Excerpts from an interface dataset:
___
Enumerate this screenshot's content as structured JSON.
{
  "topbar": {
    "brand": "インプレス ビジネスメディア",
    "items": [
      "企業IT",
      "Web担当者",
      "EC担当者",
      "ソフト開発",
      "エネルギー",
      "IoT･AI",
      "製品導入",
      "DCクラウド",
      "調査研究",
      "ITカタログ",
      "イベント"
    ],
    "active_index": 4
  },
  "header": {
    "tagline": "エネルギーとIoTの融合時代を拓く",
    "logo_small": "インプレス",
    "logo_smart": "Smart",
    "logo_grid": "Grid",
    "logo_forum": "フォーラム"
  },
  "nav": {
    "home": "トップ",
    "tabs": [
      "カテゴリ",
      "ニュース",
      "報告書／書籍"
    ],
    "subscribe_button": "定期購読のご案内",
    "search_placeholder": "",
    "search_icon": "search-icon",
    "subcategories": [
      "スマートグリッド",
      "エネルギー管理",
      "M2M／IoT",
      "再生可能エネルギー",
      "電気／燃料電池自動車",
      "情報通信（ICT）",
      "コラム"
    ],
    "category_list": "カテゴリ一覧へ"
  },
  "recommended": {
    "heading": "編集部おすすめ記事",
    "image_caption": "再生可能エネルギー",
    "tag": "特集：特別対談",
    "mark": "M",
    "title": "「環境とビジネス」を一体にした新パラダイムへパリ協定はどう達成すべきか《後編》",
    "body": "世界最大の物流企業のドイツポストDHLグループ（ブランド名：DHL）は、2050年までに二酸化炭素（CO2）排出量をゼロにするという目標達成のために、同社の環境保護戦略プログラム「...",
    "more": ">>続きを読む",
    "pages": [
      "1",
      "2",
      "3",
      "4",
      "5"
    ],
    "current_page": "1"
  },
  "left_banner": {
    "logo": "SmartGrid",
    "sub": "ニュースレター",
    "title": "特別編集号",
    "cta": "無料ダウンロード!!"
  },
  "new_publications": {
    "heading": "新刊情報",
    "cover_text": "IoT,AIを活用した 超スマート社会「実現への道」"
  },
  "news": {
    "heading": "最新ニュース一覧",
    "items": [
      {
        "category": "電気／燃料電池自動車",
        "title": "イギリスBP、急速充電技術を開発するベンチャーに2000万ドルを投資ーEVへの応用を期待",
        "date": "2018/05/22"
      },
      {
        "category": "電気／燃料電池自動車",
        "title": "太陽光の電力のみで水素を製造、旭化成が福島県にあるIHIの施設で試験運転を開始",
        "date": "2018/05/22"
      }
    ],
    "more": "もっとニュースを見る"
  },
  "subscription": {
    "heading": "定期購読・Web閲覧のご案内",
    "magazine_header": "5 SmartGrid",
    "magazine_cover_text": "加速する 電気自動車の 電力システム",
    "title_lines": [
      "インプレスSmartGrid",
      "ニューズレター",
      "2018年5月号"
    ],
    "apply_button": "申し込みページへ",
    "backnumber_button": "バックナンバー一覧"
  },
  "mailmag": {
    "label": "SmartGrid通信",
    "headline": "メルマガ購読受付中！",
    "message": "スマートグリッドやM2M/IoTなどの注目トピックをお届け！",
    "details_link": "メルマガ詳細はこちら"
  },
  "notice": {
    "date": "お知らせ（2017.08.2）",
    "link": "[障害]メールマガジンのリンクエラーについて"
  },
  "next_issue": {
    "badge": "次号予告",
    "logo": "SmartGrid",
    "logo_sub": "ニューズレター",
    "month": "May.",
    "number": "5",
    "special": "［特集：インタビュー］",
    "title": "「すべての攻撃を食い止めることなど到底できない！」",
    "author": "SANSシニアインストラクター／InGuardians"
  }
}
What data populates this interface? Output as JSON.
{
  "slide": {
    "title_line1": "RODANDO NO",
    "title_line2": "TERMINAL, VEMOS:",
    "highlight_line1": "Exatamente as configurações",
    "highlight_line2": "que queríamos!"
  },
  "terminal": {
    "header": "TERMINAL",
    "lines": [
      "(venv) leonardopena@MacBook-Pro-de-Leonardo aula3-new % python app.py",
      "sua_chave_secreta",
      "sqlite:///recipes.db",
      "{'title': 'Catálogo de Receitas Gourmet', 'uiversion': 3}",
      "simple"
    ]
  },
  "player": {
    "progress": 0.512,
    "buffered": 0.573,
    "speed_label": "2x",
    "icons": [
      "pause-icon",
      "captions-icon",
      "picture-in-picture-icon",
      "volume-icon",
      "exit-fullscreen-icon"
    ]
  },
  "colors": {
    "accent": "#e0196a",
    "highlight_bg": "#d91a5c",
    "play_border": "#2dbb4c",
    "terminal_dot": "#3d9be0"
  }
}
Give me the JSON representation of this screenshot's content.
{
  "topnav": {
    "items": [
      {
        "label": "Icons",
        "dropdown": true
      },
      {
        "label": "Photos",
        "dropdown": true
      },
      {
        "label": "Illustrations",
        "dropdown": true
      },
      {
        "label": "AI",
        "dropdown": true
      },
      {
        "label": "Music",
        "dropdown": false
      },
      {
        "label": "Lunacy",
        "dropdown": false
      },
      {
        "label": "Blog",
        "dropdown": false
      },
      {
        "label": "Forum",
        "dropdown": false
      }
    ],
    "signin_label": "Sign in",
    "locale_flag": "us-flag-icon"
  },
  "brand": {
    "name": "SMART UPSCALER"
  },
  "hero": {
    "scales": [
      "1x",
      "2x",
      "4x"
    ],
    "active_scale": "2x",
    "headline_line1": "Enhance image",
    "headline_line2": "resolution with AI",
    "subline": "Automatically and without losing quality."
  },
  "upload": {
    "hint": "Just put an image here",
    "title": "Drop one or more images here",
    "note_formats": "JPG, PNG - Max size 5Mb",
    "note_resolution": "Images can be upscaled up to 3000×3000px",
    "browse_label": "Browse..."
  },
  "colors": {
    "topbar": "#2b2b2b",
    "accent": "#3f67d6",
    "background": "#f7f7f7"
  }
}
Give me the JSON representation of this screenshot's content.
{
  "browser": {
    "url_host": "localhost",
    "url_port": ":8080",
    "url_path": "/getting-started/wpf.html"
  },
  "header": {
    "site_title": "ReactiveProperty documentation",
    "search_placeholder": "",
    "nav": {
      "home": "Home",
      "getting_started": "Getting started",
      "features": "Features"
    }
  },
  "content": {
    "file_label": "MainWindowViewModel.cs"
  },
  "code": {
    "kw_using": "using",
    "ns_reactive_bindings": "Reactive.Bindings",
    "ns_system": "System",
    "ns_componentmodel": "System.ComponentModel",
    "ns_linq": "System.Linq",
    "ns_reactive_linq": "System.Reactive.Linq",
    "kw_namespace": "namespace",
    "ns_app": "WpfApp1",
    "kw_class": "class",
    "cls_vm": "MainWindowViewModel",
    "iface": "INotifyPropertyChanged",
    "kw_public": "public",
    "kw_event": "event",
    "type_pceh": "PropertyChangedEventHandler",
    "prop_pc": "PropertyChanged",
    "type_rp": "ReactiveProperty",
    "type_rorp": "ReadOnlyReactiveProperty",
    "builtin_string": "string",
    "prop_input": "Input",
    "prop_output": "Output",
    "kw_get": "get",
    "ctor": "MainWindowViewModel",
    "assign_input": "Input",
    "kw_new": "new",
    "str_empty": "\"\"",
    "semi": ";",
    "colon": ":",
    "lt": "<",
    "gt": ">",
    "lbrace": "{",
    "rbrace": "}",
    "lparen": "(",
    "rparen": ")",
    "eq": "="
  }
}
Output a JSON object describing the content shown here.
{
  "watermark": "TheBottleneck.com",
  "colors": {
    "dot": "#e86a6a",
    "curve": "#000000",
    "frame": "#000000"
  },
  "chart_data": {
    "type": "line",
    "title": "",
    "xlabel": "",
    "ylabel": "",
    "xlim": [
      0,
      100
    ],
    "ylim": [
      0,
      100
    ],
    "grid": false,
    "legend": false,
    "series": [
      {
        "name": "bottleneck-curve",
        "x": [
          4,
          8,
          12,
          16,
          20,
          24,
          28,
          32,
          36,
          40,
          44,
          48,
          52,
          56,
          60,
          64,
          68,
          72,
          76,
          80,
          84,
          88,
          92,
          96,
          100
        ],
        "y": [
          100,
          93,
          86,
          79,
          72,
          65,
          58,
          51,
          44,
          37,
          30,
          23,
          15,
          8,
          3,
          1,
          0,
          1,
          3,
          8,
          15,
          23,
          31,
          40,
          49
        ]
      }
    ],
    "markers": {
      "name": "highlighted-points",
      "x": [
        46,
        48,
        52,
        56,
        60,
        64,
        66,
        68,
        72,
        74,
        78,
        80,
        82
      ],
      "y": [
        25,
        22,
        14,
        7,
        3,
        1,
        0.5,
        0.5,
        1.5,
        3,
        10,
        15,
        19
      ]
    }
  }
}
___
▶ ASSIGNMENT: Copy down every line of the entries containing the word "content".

▶ RESPONSE TO THE EXERCISE:
Enumerate this screenshot's content as structured JSON.
Give me the JSON representation of this screenshot's content.
Give me the JSON representation of this screenshot's content.
  "content": {
Output a JSON object describing the content shown here.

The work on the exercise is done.